Whenever the gravity of a battery drops below 1.225 (1.135 in tropical climates), it is best to
recharge it with a battery charger under controlled conditions. The two principal ways of charging
are constant current and constant potential (voltage). The method you use will depend on the
equipment and facilities available.
Constant-current charging is usually done only at installations where a regular battery shop is set up.
Electrical power is furnished by the 110-volt current supplied by the high lines. Since the 110-volt
supply is usually AC, which will not charge batteries, it must be changed to DC. This is usually
done by rectifiers.
After the incoming 110-volt power has been changed to DC, it must not be connected directly to a
single 12-volt battery or the battery will be ruined. A resistance must be placed in the circuit to
limit the current. This can be done by connecting a number of lamps in parallel. A 110-volt, 100-
watt lamp consumes about 1 ampere of current, so four bulbs will permit 4 amperes to flow. A
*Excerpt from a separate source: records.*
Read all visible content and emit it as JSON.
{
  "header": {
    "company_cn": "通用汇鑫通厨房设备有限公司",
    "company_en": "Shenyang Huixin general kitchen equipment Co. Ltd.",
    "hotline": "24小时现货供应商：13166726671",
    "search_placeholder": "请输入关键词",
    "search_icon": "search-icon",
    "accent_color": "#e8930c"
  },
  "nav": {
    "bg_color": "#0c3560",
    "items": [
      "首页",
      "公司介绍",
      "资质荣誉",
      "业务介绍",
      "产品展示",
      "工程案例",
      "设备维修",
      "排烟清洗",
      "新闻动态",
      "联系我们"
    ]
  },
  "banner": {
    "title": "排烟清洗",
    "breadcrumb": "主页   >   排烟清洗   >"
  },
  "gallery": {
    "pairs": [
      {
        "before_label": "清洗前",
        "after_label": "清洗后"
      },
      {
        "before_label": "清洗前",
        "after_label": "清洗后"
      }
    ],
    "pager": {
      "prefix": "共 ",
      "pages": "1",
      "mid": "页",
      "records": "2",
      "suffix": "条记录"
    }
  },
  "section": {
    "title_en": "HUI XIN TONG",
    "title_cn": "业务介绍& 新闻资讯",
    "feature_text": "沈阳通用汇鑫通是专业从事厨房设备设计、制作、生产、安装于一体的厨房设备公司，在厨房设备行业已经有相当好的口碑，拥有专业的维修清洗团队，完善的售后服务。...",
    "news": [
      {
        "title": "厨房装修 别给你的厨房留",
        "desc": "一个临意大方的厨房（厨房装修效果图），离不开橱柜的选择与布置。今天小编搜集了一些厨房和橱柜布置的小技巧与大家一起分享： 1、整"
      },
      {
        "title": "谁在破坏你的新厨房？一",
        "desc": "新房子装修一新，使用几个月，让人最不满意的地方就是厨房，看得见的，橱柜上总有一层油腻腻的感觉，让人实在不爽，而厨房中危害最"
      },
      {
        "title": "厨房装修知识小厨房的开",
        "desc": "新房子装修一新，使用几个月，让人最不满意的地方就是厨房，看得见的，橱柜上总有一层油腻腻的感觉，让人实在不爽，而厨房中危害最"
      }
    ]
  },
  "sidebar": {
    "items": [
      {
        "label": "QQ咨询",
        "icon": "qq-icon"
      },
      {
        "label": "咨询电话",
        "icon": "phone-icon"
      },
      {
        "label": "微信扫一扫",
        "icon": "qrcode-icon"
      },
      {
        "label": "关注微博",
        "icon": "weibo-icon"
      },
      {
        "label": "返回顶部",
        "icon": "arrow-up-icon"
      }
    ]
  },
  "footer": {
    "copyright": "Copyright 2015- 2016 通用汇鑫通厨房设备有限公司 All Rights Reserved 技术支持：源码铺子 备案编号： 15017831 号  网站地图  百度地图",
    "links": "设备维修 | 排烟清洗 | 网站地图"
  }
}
variable resistor of the proper value can be used instead of lamps and adjusted to give the desired
Several batteries are generally connected in series when charging by the constant-current method, so
the power that is consumed by the current-limiting resistance is reduced. When the batteries are
connected, their combined voltage should never be higher than the charging voltage. Allow 2.5
volts per cell when you add up the battery voltage. All batteries in the same series should be in
about the same condition. Batteries being charged by the constant-current method must be
checked often, particularly in the final stages, to avoid overcharging.
Battery chargers supplied for use in the field are the constant-potential type. A charger usually
consists of a DC generator powered by a gasoline engine. They are made with 7- and 15-volt
outputs or with a 15- and 28-volt output.
When using the battery charger to charge one 12-volt battery, connect its 15-volt output or load
terminals to the battery terminals. Connections must be positive-to-positive and negative-to-
negative. If more than one battery is to be charged from the 15-volt output, they must be
connected in parallel. If you connect the batteries in series, their voltage will be higher than the
charging voltage and the charger could not force current through the batteries.